2. In a cylinder top oiler for internal combustion engines, the combination with a casing structure embodying an intermediate casing body suspending a lower oil reservoir, a vacuum chamber dome superposed on the casing body above the oil reservoir and having a feed port, an oil line embodying a pipe extending vertically through the oil chamber and through the casing body and the dome to the exterior, said pipe being provided with a delivery portin the vacuum chamber and with a removable cap on its exterior end that both normally seals the. said pipe and secures the dome to the casing body, and a carbureter connection arranged to drain the feed port, of a screw plug in the pipe obstructing the oil line and around the threads of which the oil must travel a greater or less distance and with more or less frictional resistance according to the position of the plug, the latter being accessible for adjustment through the said outer end of the pipe above the dome.
3. In a cylinder top oiler for internal combustion engines, the combination with a vacuum chamber and an oil feed line connected to deliver thereto, of a cup on the floor of the chamber open at the top to receive overflow therefrom at a point well above the floor of the chamber so that the cup is normally sealed off from a low level of oil in the chamber, there being a feed port at the bottom of the cup, and a carbureter connection arranged to drain the feed port and directly connected therewith but otherwise sealed from the chamber, said cup being provided in its wall with a minute opening above the floor of the chamber and above a low level of oil therein for the purpose described.

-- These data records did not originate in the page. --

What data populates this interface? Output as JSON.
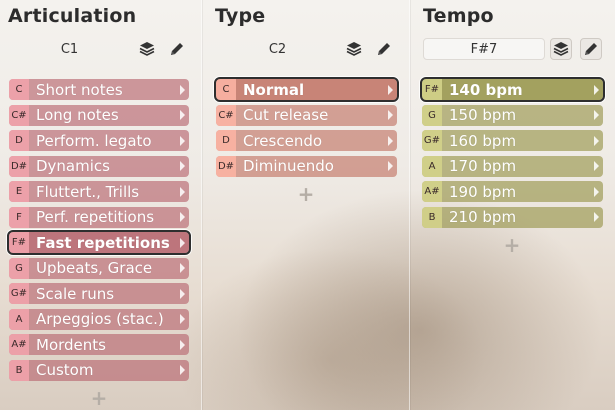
{
  "columns": [
    {
      "title": "Articulation",
      "key_value": "C1",
      "accent": "#b96b74",
      "items": [
        {
          "note": "C",
          "label": "Short notes",
          "selected": false
        },
        {
          "note": "C#",
          "label": "Long notes",
          "selected": false
        },
        {
          "note": "D",
          "label": "Perform. legato",
          "selected": false
        },
        {
          "note": "D#",
          "label": "Dynamics",
          "selected": false
        },
        {
          "note": "E",
          "label": "Fluttert., Trills",
          "selected": false
        },
        {
          "note": "F",
          "label": "Perf. repetitions",
          "selected": false
        },
        {
          "note": "F#",
          "label": "Fast repetitions",
          "selected": true
        },
        {
          "note": "G",
          "label": "Upbeats, Grace",
          "selected": false
        },
        {
          "note": "G#",
          "label": "Scale runs",
          "selected": false
        },
        {
          "note": "A",
          "label": "Arpeggios (stac.)",
          "selected": false
        },
        {
          "note": "A#",
          "label": "Mordents",
          "selected": false
        },
        {
          "note": "B",
          "label": "Custom",
          "selected": false
        }
      ],
      "add_label": "+"
    },
    {
      "title": "Type",
      "key_value": "C2",
      "accent": "#c47b6c",
      "items": [
        {
          "note": "C",
          "label": "Normal",
          "selected": true
        },
        {
          "note": "C#",
          "label": "Cut release",
          "selected": false
        },
        {
          "note": "D",
          "label": "Crescendo",
          "selected": false
        },
        {
          "note": "D#",
          "label": "Diminuendo",
          "selected": false
        }
      ],
      "add_label": "+"
    },
    {
      "title": "Tempo",
      "key_value": "F#7",
      "accent": "#9c9a52",
      "items": [
        {
          "note": "F#",
          "label": "140 bpm",
          "selected": true
        },
        {
          "note": "G",
          "label": "150 bpm",
          "selected": false
        },
        {
          "note": "G#",
          "label": "160 bpm",
          "selected": false
        },
        {
          "note": "A",
          "label": "170 bpm",
          "selected": false
        },
        {
          "note": "A#",
          "label": "190 bpm",
          "selected": false
        },
        {
          "note": "B",
          "label": "210 bpm",
          "selected": false
        }
      ],
      "add_label": "+"
    }
  ],
  "icons": {
    "layers": "layers-icon",
    "edit": "pencil-icon"
  }
}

4. In a cylinder top oiler for internal combustion engines, the combination with a casing structure embodying an oil reservoir, a vacuum chamber embodying a dome superposed on the oil chamber and having a feed port, an oil line connecting the reservoir and chamber embodying a pipe extending vertically straight through the oil chamber and through the dome to the exterior and provided with a delivery port in the vacuum chamber, and a carbureter connection arranged to drain the feed port, of a screw plug, threaded from tip to tip, located in and obstructing the oil line around the threads of which plug the feed of oil must travel a greater or less distance and with more or less frictional resistance according to the position of the plug, said plug being accessible for adjustment through the outer end of the pipe.